## Web page and app entries
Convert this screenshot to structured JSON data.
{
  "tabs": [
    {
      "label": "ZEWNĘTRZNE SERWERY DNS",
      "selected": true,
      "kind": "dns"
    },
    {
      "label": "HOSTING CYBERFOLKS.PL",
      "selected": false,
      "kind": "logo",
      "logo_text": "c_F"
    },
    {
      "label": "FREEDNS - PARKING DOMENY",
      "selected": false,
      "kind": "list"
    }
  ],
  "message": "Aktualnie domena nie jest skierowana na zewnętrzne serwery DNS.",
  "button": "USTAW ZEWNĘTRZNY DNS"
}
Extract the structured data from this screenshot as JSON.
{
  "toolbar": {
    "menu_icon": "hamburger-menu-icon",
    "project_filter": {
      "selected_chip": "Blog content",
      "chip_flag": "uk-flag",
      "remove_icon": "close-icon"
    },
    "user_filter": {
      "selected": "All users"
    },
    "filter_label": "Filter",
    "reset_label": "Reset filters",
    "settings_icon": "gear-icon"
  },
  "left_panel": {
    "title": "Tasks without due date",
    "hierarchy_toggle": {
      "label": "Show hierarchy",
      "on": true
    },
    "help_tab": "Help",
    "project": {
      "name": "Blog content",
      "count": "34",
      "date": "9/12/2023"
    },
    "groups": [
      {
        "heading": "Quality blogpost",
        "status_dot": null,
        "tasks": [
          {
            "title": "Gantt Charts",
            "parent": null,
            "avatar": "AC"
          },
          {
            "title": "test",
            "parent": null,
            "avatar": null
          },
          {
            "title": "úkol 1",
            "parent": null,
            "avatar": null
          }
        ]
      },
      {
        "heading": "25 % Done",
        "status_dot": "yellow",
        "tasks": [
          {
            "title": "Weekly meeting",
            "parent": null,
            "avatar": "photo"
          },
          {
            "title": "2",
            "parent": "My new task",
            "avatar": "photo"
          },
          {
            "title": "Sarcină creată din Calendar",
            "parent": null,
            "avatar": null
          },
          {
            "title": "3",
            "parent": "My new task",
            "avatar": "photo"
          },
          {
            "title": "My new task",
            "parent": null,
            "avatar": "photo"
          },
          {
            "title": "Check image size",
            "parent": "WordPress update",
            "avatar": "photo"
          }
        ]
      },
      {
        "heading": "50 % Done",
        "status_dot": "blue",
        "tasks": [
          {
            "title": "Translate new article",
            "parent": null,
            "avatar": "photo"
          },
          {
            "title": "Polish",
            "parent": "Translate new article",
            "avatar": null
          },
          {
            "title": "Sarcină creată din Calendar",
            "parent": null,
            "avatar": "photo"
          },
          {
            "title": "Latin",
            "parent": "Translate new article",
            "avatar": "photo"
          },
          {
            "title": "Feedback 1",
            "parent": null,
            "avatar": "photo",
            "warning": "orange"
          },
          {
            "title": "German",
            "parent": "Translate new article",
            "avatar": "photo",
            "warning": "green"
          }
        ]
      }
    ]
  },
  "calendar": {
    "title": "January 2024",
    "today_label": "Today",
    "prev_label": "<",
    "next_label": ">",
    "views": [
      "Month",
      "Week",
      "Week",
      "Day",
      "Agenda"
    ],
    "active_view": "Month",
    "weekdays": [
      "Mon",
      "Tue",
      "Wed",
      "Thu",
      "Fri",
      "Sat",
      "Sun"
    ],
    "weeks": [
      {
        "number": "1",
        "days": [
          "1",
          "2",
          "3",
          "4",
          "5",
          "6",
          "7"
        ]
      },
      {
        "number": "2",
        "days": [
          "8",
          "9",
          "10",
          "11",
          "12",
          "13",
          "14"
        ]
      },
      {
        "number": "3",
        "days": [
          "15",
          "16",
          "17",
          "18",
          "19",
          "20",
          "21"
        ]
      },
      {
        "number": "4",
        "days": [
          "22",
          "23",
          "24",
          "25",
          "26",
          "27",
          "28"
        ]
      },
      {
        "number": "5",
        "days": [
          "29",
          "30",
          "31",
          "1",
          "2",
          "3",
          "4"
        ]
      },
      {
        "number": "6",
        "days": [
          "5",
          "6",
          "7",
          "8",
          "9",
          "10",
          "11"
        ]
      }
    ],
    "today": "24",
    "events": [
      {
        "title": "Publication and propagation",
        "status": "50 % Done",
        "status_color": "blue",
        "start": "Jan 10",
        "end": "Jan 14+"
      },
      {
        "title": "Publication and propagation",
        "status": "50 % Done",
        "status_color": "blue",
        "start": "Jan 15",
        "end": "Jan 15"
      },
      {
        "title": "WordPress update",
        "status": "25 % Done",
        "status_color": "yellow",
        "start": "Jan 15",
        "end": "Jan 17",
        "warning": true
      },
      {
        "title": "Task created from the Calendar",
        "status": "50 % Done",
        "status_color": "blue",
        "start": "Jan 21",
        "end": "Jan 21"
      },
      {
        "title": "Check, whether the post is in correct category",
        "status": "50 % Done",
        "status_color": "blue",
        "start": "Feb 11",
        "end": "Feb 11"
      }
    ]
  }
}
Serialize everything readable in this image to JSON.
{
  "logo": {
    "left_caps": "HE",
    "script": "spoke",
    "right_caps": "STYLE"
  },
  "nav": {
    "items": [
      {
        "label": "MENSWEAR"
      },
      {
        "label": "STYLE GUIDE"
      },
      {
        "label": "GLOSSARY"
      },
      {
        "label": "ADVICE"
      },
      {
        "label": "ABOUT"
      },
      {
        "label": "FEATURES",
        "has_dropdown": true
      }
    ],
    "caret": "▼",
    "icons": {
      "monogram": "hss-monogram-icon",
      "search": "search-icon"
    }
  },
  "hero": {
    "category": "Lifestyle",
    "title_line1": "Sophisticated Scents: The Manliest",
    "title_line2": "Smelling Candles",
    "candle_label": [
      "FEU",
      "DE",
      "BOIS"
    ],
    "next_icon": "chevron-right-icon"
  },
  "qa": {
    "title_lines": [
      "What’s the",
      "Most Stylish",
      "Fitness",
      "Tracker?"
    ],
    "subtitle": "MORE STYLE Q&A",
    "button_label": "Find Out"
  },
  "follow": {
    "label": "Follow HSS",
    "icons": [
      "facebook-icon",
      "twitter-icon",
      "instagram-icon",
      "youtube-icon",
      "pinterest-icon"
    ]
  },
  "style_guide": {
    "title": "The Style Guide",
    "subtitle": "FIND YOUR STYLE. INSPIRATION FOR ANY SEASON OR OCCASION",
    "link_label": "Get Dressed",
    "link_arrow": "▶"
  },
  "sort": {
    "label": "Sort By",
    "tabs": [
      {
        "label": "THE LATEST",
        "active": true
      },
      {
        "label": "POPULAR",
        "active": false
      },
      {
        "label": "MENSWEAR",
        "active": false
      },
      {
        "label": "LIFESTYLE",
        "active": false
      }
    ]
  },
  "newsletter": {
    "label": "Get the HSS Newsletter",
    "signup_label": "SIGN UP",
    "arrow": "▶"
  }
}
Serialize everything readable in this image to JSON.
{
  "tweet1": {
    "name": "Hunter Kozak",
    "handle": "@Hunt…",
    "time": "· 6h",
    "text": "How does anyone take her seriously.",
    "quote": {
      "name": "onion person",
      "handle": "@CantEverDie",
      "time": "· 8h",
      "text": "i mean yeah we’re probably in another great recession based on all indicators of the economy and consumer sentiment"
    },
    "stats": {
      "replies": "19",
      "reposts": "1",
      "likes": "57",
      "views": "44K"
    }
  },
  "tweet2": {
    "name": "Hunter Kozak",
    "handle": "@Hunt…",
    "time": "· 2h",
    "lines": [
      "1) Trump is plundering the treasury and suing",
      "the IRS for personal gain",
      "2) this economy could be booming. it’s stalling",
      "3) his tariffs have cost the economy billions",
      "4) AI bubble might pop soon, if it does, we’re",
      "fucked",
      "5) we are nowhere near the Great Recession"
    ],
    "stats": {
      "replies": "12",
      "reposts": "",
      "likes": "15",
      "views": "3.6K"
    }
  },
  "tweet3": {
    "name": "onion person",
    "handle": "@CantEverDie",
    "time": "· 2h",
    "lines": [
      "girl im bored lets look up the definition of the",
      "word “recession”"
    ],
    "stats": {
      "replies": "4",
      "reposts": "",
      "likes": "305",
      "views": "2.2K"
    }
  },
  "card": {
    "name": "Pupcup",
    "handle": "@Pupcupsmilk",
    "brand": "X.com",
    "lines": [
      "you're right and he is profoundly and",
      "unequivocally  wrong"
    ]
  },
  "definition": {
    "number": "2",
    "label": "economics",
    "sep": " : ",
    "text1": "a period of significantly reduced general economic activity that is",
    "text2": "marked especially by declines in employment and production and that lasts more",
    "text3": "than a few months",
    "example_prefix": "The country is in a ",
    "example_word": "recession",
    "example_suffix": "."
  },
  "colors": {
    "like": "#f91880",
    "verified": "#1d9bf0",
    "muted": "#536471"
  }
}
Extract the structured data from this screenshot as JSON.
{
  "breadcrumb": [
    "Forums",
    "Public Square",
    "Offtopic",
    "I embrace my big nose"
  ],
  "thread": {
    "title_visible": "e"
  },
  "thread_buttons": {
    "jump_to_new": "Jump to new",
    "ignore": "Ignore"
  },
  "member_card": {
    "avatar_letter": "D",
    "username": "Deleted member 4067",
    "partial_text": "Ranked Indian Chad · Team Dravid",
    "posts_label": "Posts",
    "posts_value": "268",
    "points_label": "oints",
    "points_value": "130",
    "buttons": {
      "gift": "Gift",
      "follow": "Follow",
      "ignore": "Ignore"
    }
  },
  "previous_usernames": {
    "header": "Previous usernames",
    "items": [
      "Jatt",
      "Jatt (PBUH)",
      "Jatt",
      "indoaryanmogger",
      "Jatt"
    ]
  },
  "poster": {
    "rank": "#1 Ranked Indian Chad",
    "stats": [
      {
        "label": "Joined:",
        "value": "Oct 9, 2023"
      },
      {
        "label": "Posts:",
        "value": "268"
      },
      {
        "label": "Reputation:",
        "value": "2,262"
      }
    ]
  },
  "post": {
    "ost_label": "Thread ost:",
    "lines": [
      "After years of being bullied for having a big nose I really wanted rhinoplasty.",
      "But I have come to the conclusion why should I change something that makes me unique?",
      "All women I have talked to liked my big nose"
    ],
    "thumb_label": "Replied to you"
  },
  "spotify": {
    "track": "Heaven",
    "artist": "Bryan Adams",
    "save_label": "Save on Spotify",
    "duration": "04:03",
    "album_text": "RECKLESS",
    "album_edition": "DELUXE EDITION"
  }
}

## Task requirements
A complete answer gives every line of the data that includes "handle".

## Response area
    "handle": "@Hunt…",
      "handle": "@CantEverDie",
    "handle": "@Hunt…",
    "handle": "@CantEverDie",
    "handle": "@Pupcupsmilk",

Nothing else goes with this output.